Exercise material:
========

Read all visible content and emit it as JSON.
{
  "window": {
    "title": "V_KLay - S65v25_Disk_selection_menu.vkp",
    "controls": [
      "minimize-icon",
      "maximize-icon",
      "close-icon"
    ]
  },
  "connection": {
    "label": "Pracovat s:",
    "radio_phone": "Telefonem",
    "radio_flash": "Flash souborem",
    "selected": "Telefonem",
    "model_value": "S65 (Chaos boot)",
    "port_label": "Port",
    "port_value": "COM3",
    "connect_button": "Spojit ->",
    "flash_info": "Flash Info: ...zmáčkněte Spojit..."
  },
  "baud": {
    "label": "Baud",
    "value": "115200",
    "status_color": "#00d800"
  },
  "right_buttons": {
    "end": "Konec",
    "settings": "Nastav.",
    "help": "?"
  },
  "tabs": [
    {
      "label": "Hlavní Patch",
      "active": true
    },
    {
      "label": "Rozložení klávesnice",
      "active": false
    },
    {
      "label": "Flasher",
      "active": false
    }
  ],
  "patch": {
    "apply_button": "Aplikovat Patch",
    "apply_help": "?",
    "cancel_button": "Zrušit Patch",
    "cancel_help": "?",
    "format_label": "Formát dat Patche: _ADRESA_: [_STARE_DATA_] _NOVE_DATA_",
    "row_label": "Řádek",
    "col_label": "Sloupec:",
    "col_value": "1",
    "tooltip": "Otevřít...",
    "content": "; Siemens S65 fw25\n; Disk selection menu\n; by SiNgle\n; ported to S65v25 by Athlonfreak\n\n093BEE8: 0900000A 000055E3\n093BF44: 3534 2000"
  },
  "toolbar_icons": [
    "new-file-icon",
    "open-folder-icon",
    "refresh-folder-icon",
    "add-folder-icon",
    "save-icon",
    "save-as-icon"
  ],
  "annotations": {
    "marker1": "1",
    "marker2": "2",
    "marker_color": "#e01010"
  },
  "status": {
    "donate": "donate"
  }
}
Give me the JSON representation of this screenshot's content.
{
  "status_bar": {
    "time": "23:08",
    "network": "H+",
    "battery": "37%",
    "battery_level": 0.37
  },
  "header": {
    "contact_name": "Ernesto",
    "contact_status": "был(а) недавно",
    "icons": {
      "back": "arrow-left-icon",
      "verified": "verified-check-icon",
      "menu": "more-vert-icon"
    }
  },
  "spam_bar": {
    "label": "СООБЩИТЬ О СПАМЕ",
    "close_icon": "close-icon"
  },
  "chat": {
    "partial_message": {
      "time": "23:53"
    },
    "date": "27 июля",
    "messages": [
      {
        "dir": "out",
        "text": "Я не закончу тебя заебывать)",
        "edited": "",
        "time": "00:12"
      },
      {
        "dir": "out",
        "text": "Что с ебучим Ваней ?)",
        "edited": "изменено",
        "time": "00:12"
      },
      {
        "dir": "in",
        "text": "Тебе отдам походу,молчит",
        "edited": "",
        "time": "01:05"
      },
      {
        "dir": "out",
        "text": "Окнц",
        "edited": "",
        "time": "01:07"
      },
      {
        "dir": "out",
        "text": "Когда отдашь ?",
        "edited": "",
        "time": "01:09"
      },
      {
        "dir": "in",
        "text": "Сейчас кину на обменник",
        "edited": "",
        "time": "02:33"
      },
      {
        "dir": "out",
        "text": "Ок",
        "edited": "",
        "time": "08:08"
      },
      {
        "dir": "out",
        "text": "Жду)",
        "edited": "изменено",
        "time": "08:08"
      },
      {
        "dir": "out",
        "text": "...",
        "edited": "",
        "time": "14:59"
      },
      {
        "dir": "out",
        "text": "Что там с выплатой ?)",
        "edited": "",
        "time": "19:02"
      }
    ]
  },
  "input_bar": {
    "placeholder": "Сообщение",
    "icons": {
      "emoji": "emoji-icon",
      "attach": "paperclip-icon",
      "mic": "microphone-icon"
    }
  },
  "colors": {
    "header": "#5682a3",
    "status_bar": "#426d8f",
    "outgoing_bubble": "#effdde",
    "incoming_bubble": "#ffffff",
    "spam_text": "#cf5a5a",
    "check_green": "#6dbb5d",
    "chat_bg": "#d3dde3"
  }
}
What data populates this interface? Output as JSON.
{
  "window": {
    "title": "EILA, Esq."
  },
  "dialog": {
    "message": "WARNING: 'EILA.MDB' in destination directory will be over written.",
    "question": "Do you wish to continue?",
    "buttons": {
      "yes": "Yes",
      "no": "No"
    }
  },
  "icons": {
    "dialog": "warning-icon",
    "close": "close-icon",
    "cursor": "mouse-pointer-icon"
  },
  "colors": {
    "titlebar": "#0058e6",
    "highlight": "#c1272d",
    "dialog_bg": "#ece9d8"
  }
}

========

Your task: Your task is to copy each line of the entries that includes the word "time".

Finished task:
    "time": "23:08",
      "time": "23:53"
        "time": "00:12"
        "time": "00:12"
        "time": "01:05"
        "time": "01:07"
        "time": "01:09"
        "time": "02:33"
        "time": "08:08"
        "time": "08:08"
        "time": "14:59"
        "time": "19:02"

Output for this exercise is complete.